Meta shares nearly doubled to $180 since Jim Cramer apologized to viewers
Facebook parent Meta’s shares have nearly doubled in value since CNBC anchor Jim Cramer emotionally apologized to viewers for touting the tech giant’s stock as a buying opportunity on Oct. 27.
Meta shares Thursday closed up at $188.77 — compared to their closing price of $99. 74 the day Cramer’s somber segment aired on “Squawk on The Street.”
On Thursday, the stock surged 23% after Meta posted a fourth-quarter sales beat and CEO Mark Zuckerberg reiterated a pledge to rein in spending.
Cramer’s meltdown last October came after Meta had plunged 25% in a single session, hitting its lowest level in six years, following an alarming quarterly earnings report in which the company said profits had fallen more than 50%.
The selloff led a choked-up Cramer, who had touted Zuckerberg as “simply unstoppable” and rated Meta a buy a few months earlier in June, to apologize to CNBC’s viewers.
“I made a mistake here.

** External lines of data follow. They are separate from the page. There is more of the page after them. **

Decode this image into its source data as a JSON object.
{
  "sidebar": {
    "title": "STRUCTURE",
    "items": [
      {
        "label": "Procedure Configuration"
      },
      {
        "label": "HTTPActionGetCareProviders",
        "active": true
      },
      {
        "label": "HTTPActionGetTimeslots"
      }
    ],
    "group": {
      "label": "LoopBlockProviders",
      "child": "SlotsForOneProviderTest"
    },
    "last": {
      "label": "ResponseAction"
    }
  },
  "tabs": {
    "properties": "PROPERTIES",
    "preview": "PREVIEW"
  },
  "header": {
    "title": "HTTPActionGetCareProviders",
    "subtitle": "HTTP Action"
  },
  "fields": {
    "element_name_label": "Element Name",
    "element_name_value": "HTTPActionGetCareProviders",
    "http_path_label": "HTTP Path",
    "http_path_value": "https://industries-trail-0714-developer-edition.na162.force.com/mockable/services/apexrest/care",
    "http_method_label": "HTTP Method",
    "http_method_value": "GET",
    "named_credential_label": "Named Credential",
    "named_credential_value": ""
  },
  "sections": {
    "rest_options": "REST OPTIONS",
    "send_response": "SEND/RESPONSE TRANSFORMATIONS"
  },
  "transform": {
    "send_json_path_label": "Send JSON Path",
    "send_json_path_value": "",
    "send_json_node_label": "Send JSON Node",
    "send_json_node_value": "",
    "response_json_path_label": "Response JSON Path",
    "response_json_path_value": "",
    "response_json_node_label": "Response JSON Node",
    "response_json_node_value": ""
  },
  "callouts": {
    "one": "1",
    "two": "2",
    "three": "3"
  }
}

I was wrong. I trusted this management team. That was ill-advised. The hubris here is extraordinary and I apologize,” Cramer said at the time.

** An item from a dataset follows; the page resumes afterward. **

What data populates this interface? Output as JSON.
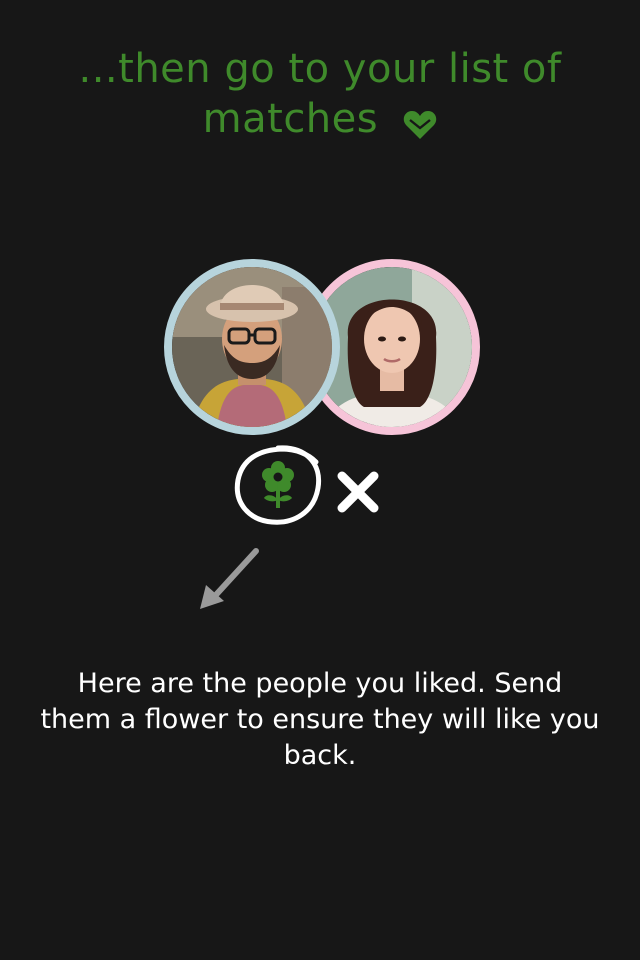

He had to stop several times to compose himself.
The company’s 2023 rally has prompted a gleeful response among Cramer’s critics, including the @CramerTracker Twitter account, which styles itself as an “Inverse Cramer ETC” and whose bio notes it tracks “the stock recommendations of Jim Cramer so you can do the opposite.”
The account shared a chart on Wednesday afternoon displaying Meta’s stock surge since the date that “Jim gave up on Meta.” At the time of @CramerTracker’s tweet, Meta was up 85%.
The Post has reached out to CNBC for comment.
Cramer appeared to have again changed his tune again after Meta reported earnings on Wednesday.
“I like that Meta management used the term “efficiency” or “efficient” 16 times because i have NEVER regarded them as efficient. Really good news for shareholders,” Cramer tweeted.
“Refreshing degree of humility and modesty on the Meta call, too,” Cramer added. “I like that.”
Meta’s resurgence comes on the heels of a dismal 2022 in which the tech giant’s stock plunged 65%. Zuckerberg irked investors by spending billions on a troubled push into the metaverse despite signs of sagging revenue and a decline in usage of social media platforms Facebook and Instagram.
While Cramer has yet to respond to the latest criticism of his Meta call, the longtime CNBC anchor has bristled in the past when detractors mock his predictions.
Last August, Cramer lashed out at the Financial Times after its “Alphaville” blog said his prediction that the US had hit peak inflation “leads us to worry that it hasn’t.”
When July inflation numbers showed a slight reduction in prices, Cramer demanded that the FT apologize.
“Waiting for the Financial Times to apologize for trashing me when i said we have peak inflation,” Cramer tweeted. “I think their insulting words actually are NOT funny.”